|Chennai||Rs. 28730.00 (1.13%)|
|Mumbai||Rs. 29740.00 (-0.13%)|
|Delhi||Rs. 29200.00 (0%)|
|Kolkata||Rs. 29350.00 (0%)|
|Kerala||Rs. 28000.00 (0%)|
|Bangalore||Rs. 28400.00 (0%)|
|Hyderabad||Rs. 28470.00 (-0.11%)|
The Parthasarathi Shome panel, asked to examine the issue of retrospectively applicable changes to tax rules, expects to finalise its report by the end of this month. Appointed by the Prime Minister, it was first entrusted with the job of concretising draft guidelines for the controversial General Anti-Avoidance Rules (GAAR). The mandate was then extended to the retrospective changes brought in this year’s Union Budget to tackle Vodafone-like cases, in the wake of the Supreme Court judgement rejecting the government stand that the Britain-based company owed it Rs 7,900 crore for the purchase in 2007 of a majority stake in Hutchison Whampoa’s Indian assets.
The British company acted through a Dutch subsidiary, while Hutchison Whampoa, based in Hong Kong, used a Cayman Islands unit. Vodafone has said it wasn't liable for taxes on the deal since it was conducted outside India. The government argued that taxes were due because the acquisition involved the transfer of India-based assets. In January this year, the SC, sided with Vodafone. Then, through this year’s Budget, the government amended the laws to enable such levies, and with retrospective effect, including the one in Vodafone’s case.
In the first part of its report early this month, the panel suggested delay in implementation of GAAR by three years and also removal of short-term capital gains tax. Those in the know of the committee’s deliberations said it had studied the retrospective amendment experience in other countries and received suggestions from various quarters.
They added the industry view was in favour of a full review of these amendments in the next Budget and also look at the possibility of not bringing these even prospectively. The argument in support is that because GAAR has been delayed, it would be difficult to implement the retrospective taxation.
Taxation experts it was well within the panel’s purview to suggest a review and if it was not doing so since Parliament had already approved the changes, it would have to suggest how to make the retrospective amendments implementable.

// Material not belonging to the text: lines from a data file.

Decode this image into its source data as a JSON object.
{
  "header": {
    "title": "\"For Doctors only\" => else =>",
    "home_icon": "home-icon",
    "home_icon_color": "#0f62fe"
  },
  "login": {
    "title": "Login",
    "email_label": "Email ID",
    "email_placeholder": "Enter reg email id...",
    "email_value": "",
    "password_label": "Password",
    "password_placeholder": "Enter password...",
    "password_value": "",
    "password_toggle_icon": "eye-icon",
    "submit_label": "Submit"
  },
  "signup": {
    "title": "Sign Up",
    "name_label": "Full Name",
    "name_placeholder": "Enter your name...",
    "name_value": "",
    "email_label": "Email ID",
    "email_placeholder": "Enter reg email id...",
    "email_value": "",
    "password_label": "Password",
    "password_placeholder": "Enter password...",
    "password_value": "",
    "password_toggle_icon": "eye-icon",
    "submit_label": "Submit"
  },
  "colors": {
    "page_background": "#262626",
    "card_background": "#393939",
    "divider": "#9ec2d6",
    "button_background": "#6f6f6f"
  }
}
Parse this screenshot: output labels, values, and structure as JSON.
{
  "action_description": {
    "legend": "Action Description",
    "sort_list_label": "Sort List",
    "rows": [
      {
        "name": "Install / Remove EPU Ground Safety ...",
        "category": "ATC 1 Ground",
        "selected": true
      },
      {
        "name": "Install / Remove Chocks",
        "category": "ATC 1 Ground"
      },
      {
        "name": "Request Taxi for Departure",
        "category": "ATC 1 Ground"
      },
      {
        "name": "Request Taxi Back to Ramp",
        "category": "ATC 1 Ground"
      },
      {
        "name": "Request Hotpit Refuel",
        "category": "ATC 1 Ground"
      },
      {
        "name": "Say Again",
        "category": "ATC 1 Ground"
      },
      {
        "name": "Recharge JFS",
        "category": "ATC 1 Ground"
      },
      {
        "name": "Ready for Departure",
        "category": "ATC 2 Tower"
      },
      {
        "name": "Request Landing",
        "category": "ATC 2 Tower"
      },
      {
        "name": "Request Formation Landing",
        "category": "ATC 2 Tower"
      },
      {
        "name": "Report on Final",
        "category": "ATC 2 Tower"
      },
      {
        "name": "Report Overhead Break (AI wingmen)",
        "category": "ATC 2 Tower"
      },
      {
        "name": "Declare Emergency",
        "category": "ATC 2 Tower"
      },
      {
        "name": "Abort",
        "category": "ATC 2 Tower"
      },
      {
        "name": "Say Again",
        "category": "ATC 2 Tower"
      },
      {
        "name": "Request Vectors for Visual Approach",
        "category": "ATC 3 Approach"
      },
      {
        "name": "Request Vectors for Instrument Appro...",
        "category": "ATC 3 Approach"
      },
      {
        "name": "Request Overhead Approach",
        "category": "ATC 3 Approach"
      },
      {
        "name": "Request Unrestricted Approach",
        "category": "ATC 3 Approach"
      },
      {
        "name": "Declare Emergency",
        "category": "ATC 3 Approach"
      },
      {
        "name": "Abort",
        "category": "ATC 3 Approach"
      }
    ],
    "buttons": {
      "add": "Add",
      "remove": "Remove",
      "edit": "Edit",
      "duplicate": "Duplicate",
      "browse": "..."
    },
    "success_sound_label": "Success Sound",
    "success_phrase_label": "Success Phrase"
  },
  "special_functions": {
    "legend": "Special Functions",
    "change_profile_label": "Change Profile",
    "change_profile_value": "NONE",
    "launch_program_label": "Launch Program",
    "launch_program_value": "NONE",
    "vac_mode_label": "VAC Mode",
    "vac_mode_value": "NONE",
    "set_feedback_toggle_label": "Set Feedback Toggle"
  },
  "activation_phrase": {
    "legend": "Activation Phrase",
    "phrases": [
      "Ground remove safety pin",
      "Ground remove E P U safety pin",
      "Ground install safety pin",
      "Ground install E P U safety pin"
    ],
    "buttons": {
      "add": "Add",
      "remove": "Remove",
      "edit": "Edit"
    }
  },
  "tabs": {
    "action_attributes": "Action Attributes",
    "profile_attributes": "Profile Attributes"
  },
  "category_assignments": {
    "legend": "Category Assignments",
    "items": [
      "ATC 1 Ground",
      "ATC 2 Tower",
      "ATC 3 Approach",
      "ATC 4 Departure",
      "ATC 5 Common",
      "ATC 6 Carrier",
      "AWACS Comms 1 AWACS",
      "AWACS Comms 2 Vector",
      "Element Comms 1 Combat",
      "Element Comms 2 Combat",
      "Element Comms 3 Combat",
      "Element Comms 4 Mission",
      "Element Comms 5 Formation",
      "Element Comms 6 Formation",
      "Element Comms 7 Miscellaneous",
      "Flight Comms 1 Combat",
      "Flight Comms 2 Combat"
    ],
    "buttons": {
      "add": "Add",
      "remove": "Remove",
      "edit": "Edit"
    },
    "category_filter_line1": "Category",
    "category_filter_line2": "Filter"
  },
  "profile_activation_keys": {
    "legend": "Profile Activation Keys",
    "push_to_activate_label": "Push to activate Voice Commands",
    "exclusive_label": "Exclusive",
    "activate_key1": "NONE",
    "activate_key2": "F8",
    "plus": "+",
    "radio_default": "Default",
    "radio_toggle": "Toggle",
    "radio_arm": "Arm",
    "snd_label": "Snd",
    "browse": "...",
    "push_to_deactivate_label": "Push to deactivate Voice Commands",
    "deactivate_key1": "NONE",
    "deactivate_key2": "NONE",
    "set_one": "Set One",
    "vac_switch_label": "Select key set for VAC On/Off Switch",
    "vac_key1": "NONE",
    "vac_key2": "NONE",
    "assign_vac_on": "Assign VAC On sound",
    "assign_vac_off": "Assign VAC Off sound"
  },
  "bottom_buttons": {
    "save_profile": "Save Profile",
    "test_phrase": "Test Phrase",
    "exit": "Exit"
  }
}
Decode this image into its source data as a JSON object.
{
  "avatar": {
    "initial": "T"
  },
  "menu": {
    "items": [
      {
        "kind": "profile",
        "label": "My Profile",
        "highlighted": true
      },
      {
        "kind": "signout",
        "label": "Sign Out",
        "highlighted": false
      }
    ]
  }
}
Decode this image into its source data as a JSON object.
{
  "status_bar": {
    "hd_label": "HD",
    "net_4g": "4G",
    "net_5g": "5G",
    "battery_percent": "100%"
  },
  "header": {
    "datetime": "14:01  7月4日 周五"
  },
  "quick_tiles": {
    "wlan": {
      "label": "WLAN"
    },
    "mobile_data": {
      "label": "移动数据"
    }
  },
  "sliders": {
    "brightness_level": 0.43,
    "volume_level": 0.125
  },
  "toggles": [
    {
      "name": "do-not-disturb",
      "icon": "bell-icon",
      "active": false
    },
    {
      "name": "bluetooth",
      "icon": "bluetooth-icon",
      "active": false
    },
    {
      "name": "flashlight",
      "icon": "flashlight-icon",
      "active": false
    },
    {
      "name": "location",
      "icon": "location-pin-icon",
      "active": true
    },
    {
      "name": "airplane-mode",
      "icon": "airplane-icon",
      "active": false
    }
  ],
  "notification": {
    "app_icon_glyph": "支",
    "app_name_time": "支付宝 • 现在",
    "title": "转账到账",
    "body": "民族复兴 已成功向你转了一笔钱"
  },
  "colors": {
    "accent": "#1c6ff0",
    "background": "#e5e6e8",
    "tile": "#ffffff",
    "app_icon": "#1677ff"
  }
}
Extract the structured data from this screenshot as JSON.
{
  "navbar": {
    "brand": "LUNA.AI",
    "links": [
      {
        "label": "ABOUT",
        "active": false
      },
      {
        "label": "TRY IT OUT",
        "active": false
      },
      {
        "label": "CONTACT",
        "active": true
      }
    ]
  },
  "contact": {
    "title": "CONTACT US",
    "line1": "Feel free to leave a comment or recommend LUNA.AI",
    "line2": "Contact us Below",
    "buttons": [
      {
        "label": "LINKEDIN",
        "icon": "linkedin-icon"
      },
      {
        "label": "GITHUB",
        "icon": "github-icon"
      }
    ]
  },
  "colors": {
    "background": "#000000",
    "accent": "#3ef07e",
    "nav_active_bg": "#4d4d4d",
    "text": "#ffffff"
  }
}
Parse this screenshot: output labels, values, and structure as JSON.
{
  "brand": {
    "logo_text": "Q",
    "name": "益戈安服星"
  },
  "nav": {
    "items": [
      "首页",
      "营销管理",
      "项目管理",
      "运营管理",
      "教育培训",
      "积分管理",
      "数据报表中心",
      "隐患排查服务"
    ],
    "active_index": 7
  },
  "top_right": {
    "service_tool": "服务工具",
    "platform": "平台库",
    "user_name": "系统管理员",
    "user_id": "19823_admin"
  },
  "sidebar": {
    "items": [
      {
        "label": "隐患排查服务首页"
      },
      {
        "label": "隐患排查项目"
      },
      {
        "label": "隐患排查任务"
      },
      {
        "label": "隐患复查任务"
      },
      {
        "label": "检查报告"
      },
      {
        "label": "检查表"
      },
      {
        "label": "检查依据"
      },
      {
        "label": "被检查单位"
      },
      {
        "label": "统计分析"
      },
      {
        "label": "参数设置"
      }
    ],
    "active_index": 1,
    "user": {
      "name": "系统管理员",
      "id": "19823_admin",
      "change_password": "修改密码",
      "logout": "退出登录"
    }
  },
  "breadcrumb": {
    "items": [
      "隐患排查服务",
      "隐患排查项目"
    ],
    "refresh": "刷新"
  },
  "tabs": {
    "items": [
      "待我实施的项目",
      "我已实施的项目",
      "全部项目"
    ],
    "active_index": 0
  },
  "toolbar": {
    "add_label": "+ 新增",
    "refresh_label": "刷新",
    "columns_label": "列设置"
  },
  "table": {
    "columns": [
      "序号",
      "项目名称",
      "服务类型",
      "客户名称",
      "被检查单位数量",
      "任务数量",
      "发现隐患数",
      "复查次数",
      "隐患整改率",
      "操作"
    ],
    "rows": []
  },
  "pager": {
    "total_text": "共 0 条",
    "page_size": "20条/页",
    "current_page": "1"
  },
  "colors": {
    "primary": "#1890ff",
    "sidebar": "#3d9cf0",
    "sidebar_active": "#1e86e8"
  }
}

The finance minister has clearly indicated in recent weeks that the government will take a final decision on GAAR and the retrospective amendments on the basis of the panel’s report.